Maybe I am too cynical, after all, "only" 48% of Americans currently support assisting Syrian rebels; while 40% oppose arming them. In other words, 60% of American support arming Syrian rebels. Have we not learned anything from history? We don't even have to go that far back - just last year we provided arms to Syrian rebels; shortly thereafter, we even trained rebels who would later join ISIS. Yet, we want to intervene even more?

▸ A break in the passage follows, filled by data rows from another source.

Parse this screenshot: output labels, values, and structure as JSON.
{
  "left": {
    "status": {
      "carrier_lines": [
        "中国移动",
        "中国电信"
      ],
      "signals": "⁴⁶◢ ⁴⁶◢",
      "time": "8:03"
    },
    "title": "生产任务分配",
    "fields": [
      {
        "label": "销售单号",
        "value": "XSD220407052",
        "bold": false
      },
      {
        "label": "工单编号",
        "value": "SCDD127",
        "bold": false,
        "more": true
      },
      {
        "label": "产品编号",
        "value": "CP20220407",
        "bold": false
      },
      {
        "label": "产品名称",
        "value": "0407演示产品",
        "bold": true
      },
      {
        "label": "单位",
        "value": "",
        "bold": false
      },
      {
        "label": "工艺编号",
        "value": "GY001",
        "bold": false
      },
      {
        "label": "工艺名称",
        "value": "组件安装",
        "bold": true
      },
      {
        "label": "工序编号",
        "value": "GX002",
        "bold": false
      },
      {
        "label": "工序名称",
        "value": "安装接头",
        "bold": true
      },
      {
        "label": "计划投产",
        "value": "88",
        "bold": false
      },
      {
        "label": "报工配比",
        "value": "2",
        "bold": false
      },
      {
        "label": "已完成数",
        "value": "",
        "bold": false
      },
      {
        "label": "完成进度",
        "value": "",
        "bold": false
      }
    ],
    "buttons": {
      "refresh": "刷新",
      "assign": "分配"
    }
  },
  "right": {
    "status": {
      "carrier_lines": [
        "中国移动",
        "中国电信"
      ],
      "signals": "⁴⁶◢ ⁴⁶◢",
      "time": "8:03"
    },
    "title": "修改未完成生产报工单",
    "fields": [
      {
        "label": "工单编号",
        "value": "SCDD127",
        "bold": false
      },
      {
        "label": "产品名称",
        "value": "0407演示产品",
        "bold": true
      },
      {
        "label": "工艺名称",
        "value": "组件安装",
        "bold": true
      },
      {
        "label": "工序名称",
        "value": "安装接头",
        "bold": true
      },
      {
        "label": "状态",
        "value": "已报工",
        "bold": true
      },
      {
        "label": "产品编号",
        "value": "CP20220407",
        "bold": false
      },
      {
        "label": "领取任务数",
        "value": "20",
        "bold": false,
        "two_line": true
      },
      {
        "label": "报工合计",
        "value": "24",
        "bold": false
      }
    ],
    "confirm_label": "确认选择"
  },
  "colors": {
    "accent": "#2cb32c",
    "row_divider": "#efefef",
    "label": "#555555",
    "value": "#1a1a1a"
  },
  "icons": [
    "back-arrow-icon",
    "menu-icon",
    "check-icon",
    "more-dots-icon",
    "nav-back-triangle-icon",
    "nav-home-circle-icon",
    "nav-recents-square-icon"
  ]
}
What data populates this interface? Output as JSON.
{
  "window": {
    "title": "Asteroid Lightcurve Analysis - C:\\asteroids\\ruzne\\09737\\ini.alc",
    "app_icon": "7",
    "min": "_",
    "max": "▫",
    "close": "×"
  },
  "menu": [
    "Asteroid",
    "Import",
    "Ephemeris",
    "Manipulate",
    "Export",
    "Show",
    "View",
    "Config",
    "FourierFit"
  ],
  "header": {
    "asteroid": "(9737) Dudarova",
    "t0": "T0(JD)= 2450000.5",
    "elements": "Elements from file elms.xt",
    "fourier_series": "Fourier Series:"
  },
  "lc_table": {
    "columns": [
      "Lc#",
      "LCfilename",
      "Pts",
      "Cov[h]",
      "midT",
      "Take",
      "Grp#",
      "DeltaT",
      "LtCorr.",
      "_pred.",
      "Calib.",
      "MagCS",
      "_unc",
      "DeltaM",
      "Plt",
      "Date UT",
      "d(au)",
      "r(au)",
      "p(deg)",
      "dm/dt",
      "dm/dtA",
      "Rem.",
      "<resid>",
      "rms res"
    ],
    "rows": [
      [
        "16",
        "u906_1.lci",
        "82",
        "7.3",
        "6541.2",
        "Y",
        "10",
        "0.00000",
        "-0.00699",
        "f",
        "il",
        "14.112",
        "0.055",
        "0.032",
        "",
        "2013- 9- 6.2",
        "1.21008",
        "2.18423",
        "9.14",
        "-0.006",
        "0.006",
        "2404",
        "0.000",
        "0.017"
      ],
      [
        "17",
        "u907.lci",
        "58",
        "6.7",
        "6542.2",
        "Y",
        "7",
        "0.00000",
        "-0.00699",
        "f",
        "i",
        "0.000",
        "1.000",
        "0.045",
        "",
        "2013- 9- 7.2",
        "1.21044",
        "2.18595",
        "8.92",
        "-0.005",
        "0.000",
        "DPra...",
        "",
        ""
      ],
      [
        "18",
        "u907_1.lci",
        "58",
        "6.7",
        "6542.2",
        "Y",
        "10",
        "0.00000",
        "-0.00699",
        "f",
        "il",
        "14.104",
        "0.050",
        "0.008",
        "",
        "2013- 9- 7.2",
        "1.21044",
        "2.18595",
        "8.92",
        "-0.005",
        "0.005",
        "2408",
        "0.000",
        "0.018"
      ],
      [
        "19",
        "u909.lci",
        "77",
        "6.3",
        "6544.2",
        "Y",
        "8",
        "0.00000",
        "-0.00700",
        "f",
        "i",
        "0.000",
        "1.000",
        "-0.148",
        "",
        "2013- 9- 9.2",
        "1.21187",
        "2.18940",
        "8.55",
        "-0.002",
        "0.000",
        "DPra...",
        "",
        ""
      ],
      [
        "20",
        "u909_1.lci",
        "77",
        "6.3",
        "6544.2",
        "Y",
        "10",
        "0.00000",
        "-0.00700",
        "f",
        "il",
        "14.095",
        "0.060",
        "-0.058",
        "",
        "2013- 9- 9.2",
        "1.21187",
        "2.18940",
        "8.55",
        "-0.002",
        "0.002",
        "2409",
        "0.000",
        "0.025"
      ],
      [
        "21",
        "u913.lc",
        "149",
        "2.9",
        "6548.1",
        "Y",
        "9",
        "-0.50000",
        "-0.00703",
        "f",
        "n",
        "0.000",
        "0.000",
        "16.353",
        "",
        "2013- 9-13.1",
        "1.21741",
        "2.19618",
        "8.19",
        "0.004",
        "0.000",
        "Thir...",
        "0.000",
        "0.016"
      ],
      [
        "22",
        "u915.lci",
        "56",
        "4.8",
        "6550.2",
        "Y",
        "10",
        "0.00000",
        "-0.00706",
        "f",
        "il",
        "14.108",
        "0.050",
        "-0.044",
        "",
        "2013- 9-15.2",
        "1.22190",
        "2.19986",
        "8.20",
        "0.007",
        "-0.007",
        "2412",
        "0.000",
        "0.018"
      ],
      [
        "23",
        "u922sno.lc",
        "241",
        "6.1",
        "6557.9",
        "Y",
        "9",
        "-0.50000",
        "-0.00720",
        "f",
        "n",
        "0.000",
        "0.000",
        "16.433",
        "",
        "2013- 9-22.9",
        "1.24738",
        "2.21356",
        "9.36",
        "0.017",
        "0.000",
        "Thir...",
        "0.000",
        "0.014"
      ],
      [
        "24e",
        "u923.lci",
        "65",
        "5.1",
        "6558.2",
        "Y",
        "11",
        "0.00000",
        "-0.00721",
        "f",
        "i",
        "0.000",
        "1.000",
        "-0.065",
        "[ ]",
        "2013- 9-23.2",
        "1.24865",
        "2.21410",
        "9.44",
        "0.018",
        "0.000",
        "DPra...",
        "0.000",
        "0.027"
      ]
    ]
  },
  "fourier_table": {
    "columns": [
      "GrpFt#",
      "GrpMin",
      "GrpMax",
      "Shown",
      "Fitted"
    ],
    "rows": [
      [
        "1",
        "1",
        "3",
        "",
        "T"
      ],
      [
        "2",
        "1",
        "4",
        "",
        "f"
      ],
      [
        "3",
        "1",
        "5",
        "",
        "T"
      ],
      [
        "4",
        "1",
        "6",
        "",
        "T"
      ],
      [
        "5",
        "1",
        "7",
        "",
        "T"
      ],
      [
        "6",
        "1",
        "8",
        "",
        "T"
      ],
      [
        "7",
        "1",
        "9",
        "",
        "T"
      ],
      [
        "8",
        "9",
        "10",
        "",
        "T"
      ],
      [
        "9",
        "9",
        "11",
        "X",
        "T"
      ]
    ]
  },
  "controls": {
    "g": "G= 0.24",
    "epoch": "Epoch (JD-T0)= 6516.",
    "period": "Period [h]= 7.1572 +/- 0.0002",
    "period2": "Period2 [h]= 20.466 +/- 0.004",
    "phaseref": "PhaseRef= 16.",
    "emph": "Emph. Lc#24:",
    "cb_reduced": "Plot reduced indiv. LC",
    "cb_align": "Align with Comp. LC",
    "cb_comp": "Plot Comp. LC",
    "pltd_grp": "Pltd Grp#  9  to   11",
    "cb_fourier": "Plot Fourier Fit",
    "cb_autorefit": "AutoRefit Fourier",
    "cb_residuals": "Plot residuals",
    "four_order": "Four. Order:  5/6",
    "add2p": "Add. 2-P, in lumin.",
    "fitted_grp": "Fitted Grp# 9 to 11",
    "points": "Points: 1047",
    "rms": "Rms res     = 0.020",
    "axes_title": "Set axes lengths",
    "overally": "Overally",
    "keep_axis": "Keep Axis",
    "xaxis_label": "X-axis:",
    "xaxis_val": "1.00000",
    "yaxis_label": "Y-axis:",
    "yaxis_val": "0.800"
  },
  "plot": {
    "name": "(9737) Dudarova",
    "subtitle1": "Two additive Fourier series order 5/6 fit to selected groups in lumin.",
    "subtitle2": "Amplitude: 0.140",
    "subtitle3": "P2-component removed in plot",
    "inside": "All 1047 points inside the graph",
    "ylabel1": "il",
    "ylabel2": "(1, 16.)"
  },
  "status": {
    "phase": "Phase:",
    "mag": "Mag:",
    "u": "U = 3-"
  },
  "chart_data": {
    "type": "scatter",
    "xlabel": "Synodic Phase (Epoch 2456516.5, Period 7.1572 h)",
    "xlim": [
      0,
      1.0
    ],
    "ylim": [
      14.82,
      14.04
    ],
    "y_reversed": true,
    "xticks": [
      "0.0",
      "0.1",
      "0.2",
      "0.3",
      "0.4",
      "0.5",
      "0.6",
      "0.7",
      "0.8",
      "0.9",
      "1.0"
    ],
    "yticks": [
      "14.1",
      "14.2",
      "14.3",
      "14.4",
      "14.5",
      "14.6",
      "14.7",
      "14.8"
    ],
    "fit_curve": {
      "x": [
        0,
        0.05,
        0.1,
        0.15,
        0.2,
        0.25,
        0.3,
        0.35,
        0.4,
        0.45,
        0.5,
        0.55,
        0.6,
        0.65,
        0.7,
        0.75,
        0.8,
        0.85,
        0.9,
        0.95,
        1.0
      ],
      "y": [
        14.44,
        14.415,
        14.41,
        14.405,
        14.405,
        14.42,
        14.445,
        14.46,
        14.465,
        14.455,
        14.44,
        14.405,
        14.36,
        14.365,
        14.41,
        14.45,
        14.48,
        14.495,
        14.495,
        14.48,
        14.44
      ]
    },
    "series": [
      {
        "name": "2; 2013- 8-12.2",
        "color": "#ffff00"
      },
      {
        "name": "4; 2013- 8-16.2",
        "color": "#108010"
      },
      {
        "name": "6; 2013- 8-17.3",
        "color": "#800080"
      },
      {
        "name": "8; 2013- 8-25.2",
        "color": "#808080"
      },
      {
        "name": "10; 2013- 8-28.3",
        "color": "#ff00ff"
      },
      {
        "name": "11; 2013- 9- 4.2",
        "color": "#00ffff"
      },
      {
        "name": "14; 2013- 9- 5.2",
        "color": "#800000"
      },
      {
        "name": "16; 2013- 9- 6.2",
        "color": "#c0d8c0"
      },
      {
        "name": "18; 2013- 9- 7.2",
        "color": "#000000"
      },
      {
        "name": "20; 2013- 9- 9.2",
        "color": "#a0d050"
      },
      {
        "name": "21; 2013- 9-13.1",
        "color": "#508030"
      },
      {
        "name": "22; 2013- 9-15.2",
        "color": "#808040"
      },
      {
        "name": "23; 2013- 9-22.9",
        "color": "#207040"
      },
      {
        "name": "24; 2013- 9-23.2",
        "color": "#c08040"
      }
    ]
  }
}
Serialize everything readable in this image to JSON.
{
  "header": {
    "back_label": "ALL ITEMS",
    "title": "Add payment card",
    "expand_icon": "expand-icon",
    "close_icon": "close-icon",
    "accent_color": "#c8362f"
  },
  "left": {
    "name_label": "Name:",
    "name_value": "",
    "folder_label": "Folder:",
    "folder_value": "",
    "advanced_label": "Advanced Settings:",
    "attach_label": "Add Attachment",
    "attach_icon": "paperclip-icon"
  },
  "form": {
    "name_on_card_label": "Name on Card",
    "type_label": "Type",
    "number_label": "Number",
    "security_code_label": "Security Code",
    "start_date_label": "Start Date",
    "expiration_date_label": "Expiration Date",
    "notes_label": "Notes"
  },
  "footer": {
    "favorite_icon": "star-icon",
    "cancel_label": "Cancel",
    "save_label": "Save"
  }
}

And, what happens when we intervene? When we intervened in Pakistan a few years ago, we killed about 50 civilians for every militant killed - a success rate of 2%. Would we accept such failure from the private market? Let's say you buy $100 worth of groceries, but when you leave the store only $2 worth of it remains in your shopping cart (and it's SPAM btw). You would be okay with this? Of course not, you would walk back in the store and demand the other $98 worth of food! And we are just dealing with food, not a human life! We call ourselves "civilized," yet we would likely get more angry about getting screwed at Publix then we would hearing that a recent U.S. air strike killed two ISIS leaders and 100 Syrians.
It's depressing how little we learn from history (especially when it is so recent). It's also terrifying how easy it is for Americans to support the mass murder of innocent people overseas. And, just wait until a few terrorist plots are unfolded here in the U.S. - support for intervention will increase even more! Indeed, it's already beginning to happen (a man in New York was recently indicted for supporting ISIS and planning to kill Americans in the U.S.).
The propaganda and fear tactics will work as they always do. And, like always, we will forget our role in creating this mess to begin with. Instead, we will demand even more intervention - maybe this time, a strong charismatic Republican leader. He will demand even more military intervention overseas. Public support will reach through the roof. And, as always, U.S. airstrikes will kill innocent civilian; a few militants will die, but hundreds more will join in its ranks. The leader of ISIS may die, but another Al-Baghdadi will take charge. ISIS may dissolve, but a new group will take its place.
In all of this mess, thousands of human beings will die. But, there is a bright side: American corporations will profit (during the Iraq war, contractors made over $138 billion) . And that money will be spent in the U.S., which will create jobs. Our economy will grow again! The lives lost are just collateral damage - a means to an end. It's all for the greater good, right?